======== Data to process

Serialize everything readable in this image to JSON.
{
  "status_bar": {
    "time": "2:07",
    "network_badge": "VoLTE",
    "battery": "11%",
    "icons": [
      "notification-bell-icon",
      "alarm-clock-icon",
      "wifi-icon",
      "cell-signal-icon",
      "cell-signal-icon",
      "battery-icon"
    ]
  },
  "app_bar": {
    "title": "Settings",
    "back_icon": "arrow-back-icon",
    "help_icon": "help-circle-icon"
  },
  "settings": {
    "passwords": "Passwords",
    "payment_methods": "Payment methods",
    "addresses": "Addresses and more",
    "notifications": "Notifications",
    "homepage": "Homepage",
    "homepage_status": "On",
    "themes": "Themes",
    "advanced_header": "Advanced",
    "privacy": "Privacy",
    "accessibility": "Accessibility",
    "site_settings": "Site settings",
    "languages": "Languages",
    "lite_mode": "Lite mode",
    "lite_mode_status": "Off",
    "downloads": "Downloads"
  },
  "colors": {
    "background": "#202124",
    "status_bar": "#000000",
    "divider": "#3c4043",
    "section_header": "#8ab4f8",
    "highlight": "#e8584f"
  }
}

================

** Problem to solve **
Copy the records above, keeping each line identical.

** Answer to this problem **
Serialize everything readable in this image to JSON.
{
  "status_bar": {
    "time": "2:07",
    "network_badge": "VoLTE",
    "battery": "11%",
    "icons": [
      "notification-bell-icon",
      "alarm-clock-icon",
      "wifi-icon",
      "cell-signal-icon",
      "cell-signal-icon",
      "battery-icon"
    ]
  },
  "app_bar": {
    "title": "Settings",
    "back_icon": "arrow-back-icon",
    "help_icon": "help-circle-icon"
  },
  "settings": {
    "passwords": "Passwords",
    "payment_methods": "Payment methods",
    "addresses": "Addresses and more",
    "notifications": "Notifications",
    "homepage": "Homepage",
    "homepage_status": "On",
    "themes": "Themes",
    "advanced_header": "Advanced",
    "privacy": "Privacy",
    "accessibility": "Accessibility",
    "site_settings": "Site settings",
    "languages": "Languages",
    "lite_mode": "Lite mode",
    "lite_mode_status": "Off",
    "downloads": "Downloads"
  },
  "colors": {
    "background": "#202124",
    "status_bar": "#000000",
    "divider": "#3c4043",
    "section_header": "#8ab4f8",
    "highlight": "#e8584f"
  }
}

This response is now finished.